Each entry below should be echoed exactly, with pictures omitted.

*** Excerpted records ***

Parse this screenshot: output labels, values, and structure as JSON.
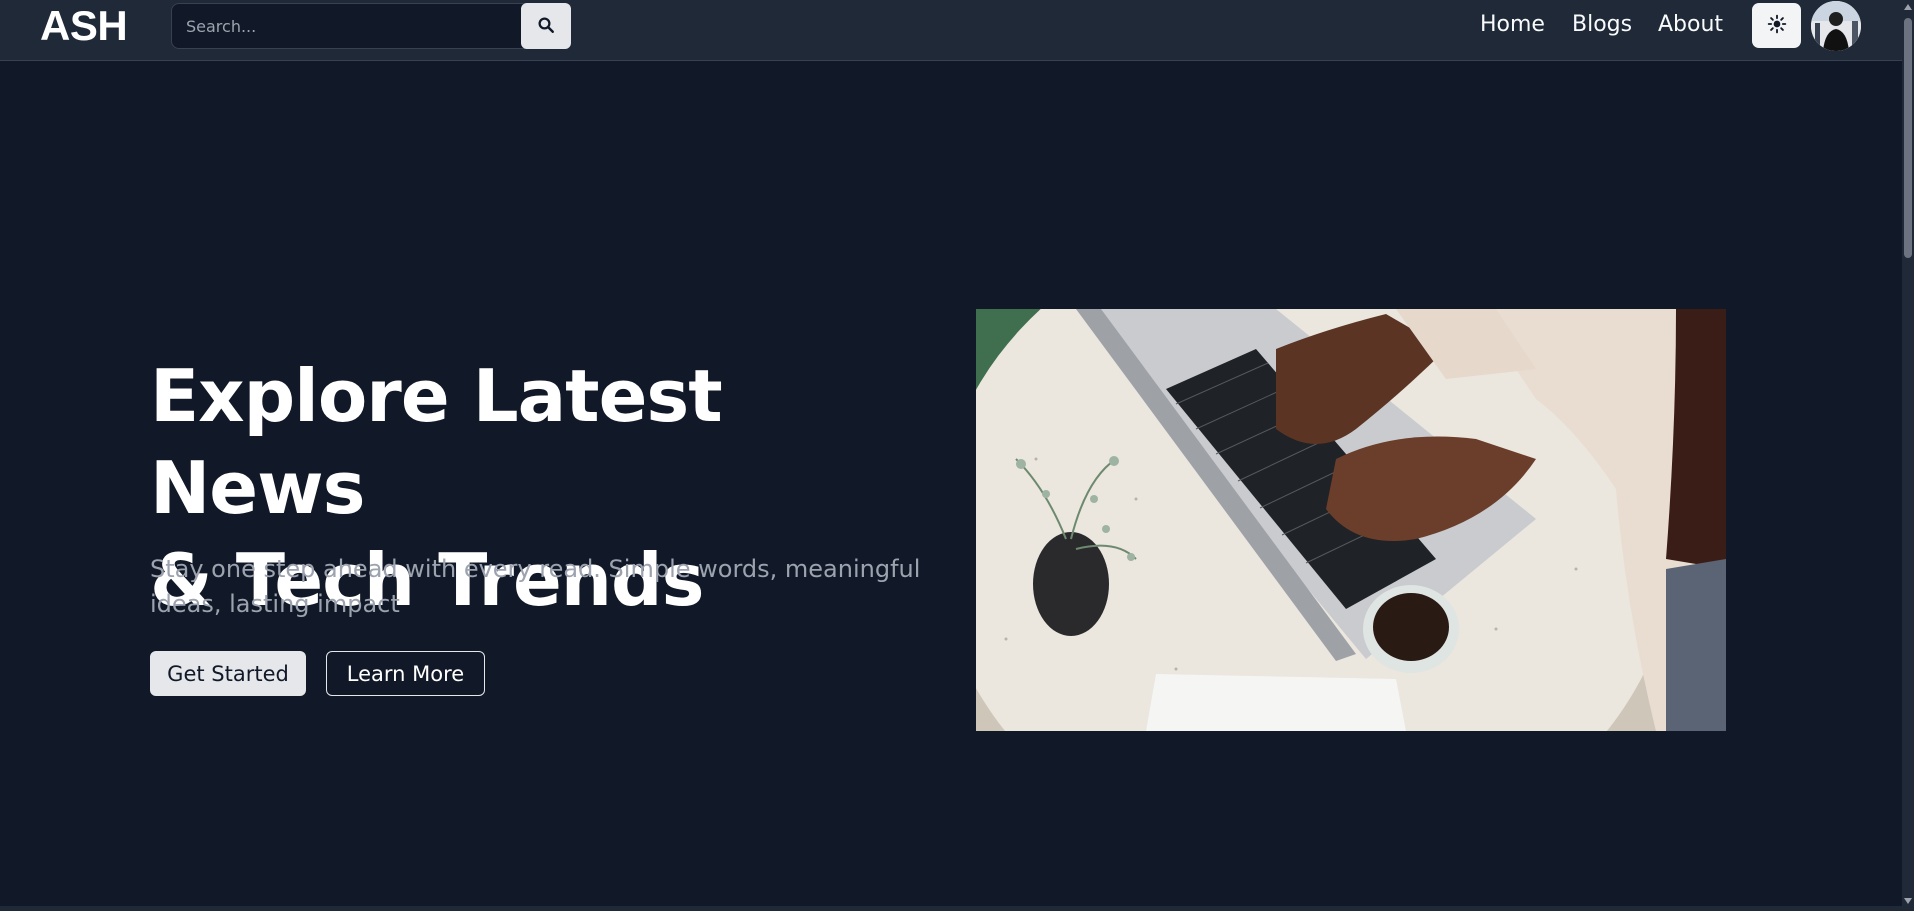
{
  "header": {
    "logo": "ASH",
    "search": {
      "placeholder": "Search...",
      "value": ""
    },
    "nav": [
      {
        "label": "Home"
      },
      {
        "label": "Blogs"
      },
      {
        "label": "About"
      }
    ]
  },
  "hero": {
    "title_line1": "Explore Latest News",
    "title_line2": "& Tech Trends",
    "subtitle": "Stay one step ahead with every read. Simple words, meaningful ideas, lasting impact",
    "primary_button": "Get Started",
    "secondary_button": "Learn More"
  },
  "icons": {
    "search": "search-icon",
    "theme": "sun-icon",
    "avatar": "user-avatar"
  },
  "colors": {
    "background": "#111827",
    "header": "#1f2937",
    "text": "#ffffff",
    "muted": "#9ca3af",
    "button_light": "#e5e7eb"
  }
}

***

▸ Result for this task
Parse this screenshot: output labels, values, and structure as JSON.
{
  "header": {
    "logo": "ASH",
    "search": {
      "placeholder": "Search...",
      "value": ""
    },
    "nav": [
      {
        "label": "Home"
      },
      {
        "label": "Blogs"
      },
      {
        "label": "About"
      }
    ]
  },
  "hero": {
    "title_line1": "Explore Latest News",
    "title_line2": "& Tech Trends",
    "subtitle": "Stay one step ahead with every read. Simple words, meaningful ideas, lasting impact",
    "primary_button": "Get Started",
    "secondary_button": "Learn More"
  },
  "icons": {
    "search": "search-icon",
    "theme": "sun-icon",
    "avatar": "user-avatar"
  },
  "colors": {
    "background": "#111827",
    "header": "#1f2937",
    "text": "#ffffff",
    "muted": "#9ca3af",
    "button_light": "#e5e7eb"
  }
}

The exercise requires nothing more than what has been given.